Of all artisan-made cloth, the tie-dye resist of Indian bandhani stumps most people. It’s a technique of creating patterns in cloth by binding small, continuous knots with thread before immersing the cloth in dye. The dye can’t penetrate the areas where the knots are tied, thereby leaving these areas the color of the original fabric. And due to the thread wrapping, the resulting cloth has a highly textured surface.
Learning bandhani from one’s elders is the traditional way. It’s what imbeds deep cultural meaning and a connection to cloth, permeating the tactile senses beyond spoken words, and contributes to artisan sustainability. It’s the way Abdul Aziz Khatri of Kutch, India, mastered the art from his family. His grandmother’s and mother’s skilled hands taught him the fine tying and binding of traditional patterns. And from his father, he learned the technical art of dyeing. But Aziz’s passion for learning has continued beyond his family, pushing him to incorporate stitched as well as folded and clamped resist-dyeing technique into his designs. Now his daughter has learned from him, extending the art to the next generation.
The Making of Bandhani
The process starts by drawing a design on stencil paper that is then punched with needles. A fugitive dye is then brushed through the paper, imprinting the design directly on the fabric. The base fabric can be fine silk or cotton, or even wool. A fine silk cloth can be folded in two for a symmetrical design or to make two scarves, thereby saving time. Next is the tying of the pattern with thread to form the resist. This step is generally women’s work as it’s portable; men do the dyeing.
Most widely used is the simple dot (bindi) which is formed by pinching a small area of cloth and tightly wrapping cotton in one continuous connect-the-dots around the raised parts. Using a metal tube through which the cotton thread is fed facilitates the winding around the dots. Once the wrapping is complete, the fabric goes into the dye bath, the dye squished into the fabric to make sure it penetrates. The binding resists the dye from reaching that part of the cloth so when the thread is removed, the undyed pattern is revealed. Once the fabric is dyed and dried, the knotting is removed simply by pulling on both ends of the cloth. Watch this whole process in this video (length 2:16).

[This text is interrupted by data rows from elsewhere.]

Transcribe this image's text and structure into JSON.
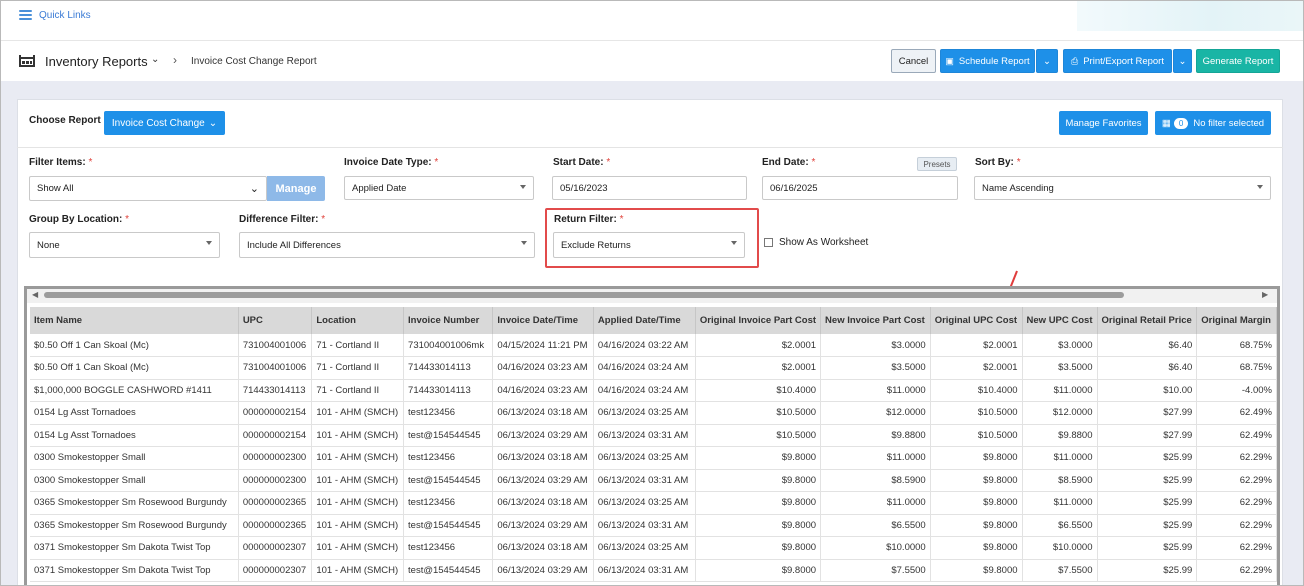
{
  "quick_links": {
    "label": "Quick Links"
  },
  "header": {
    "title": "Inventory Reports",
    "subtitle": "Invoice Cost Change Report",
    "cancel": "Cancel",
    "schedule": "Schedule Report",
    "print": "Print/Export Report",
    "generate": "Generate Report"
  },
  "report": {
    "choose_label": "Choose Report",
    "choose_value": "Invoice Cost Change",
    "manage_favorites": "Manage Favorites",
    "filter_count": "0",
    "no_filter": "No filter selected"
  },
  "filters": {
    "filter_items_label": "Filter Items:",
    "filter_items_value": "Show All",
    "manage": "Manage",
    "invoice_date_type_label": "Invoice Date Type:",
    "invoice_date_type_value": "Applied Date",
    "start_date_label": "Start Date:",
    "start_date_value": "05/16/2023",
    "end_date_label": "End Date:",
    "end_date_value": "06/16/2025",
    "presets": "Presets",
    "sort_by_label": "Sort By:",
    "sort_by_value": "Name Ascending",
    "group_by_label": "Group By Location:",
    "group_by_value": "None",
    "difference_label": "Difference Filter:",
    "difference_value": "Include All Differences",
    "return_label": "Return Filter:",
    "return_value": "Exclude Returns",
    "worksheet_label": "Show As Worksheet",
    "required_mark": "*"
  },
  "table": {
    "columns": [
      "Item Name",
      "UPC",
      "Location",
      "Invoice Number",
      "Invoice Date/Time",
      "Applied Date/Time",
      "Original Invoice Part Cost",
      "New Invoice Part Cost",
      "Original UPC Cost",
      "New UPC Cost",
      "Original Retail Price",
      "Original Margin"
    ],
    "rows": [
      [
        "$0.50 Off 1 Can Skoal (Mc)",
        "731004001006",
        "71 - Cortland II",
        "731004001006mk",
        "04/15/2024 11:21 PM",
        "04/16/2024 03:22 AM",
        "$2.0001",
        "$3.0000",
        "$2.0001",
        "$3.0000",
        "$6.40",
        "68.75%"
      ],
      [
        "$0.50 Off 1 Can Skoal (Mc)",
        "731004001006",
        "71 - Cortland II",
        "714433014113",
        "04/16/2024 03:23 AM",
        "04/16/2024 03:24 AM",
        "$2.0001",
        "$3.5000",
        "$2.0001",
        "$3.5000",
        "$6.40",
        "68.75%"
      ],
      [
        "$1,000,000 BOGGLE CASHWORD #1411",
        "714433014113",
        "71 - Cortland II",
        "714433014113",
        "04/16/2024 03:23 AM",
        "04/16/2024 03:24 AM",
        "$10.4000",
        "$11.0000",
        "$10.4000",
        "$11.0000",
        "$10.00",
        "-4.00%"
      ],
      [
        "0154 Lg Asst Tornadoes",
        "000000002154",
        "101 - AHM (SMCH)",
        "test123456",
        "06/13/2024 03:18 AM",
        "06/13/2024 03:25 AM",
        "$10.5000",
        "$12.0000",
        "$10.5000",
        "$12.0000",
        "$27.99",
        "62.49%"
      ],
      [
        "0154 Lg Asst Tornadoes",
        "000000002154",
        "101 - AHM (SMCH)",
        "test@154544545",
        "06/13/2024 03:29 AM",
        "06/13/2024 03:31 AM",
        "$10.5000",
        "$9.8800",
        "$10.5000",
        "$9.8800",
        "$27.99",
        "62.49%"
      ],
      [
        "0300 Smokestopper Small",
        "000000002300",
        "101 - AHM (SMCH)",
        "test123456",
        "06/13/2024 03:18 AM",
        "06/13/2024 03:25 AM",
        "$9.8000",
        "$11.0000",
        "$9.8000",
        "$11.0000",
        "$25.99",
        "62.29%"
      ],
      [
        "0300 Smokestopper Small",
        "000000002300",
        "101 - AHM (SMCH)",
        "test@154544545",
        "06/13/2024 03:29 AM",
        "06/13/2024 03:31 AM",
        "$9.8000",
        "$8.5900",
        "$9.8000",
        "$8.5900",
        "$25.99",
        "62.29%"
      ],
      [
        "0365 Smokestopper Sm Rosewood Burgundy",
        "000000002365",
        "101 - AHM (SMCH)",
        "test123456",
        "06/13/2024 03:18 AM",
        "06/13/2024 03:25 AM",
        "$9.8000",
        "$11.0000",
        "$9.8000",
        "$11.0000",
        "$25.99",
        "62.29%"
      ],
      [
        "0365 Smokestopper Sm Rosewood Burgundy",
        "000000002365",
        "101 - AHM (SMCH)",
        "test@154544545",
        "06/13/2024 03:29 AM",
        "06/13/2024 03:31 AM",
        "$9.8000",
        "$6.5500",
        "$9.8000",
        "$6.5500",
        "$25.99",
        "62.29%"
      ],
      [
        "0371 Smokestopper Sm Dakota Twist Top",
        "000000002307",
        "101 - AHM (SMCH)",
        "test123456",
        "06/13/2024 03:18 AM",
        "06/13/2024 03:25 AM",
        "$9.8000",
        "$10.0000",
        "$9.8000",
        "$10.0000",
        "$25.99",
        "62.29%"
      ],
      [
        "0371 Smokestopper Sm Dakota Twist Top",
        "000000002307",
        "101 - AHM (SMCH)",
        "test@154544545",
        "06/13/2024 03:29 AM",
        "06/13/2024 03:31 AM",
        "$9.8000",
        "$7.5500",
        "$9.8000",
        "$7.5500",
        "$25.99",
        "62.29%"
      ]
    ]
  },
  "colors": {
    "accent": "#1e90e8",
    "generate": "#19b5a5",
    "highlight": "#e24b4b"
  },
  "icons": [
    "menu-icon",
    "warehouse-icon",
    "chevron-down-icon",
    "chevron-right-icon",
    "calendar-icon",
    "printer-icon",
    "filter-grid-icon",
    "caret-down-icon",
    "red-arrow-annotation"
  ]
}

Aziz Khatri has expanded his resist dyeing to include shibori, the Japanese term for these technique. His clamped (itajime) designs are complex patterns achieved by folding and clamping the cloth multiple times and dyeing it in successive dye baths. His stitched “mokume” or wood-grain shibori is made by sewing parallel running stitches across the width of the cloth, gathering tightly, and dyeing. If you look at my past blog on shibori, you can see how the sewn-resist is done. Of course, Aziz’s technique is much finer, more complex, and is worked on silk!
You can meet Aziz Khatri and other global artisans at the annual International Folk Art Market in Santa Fe during the month of July.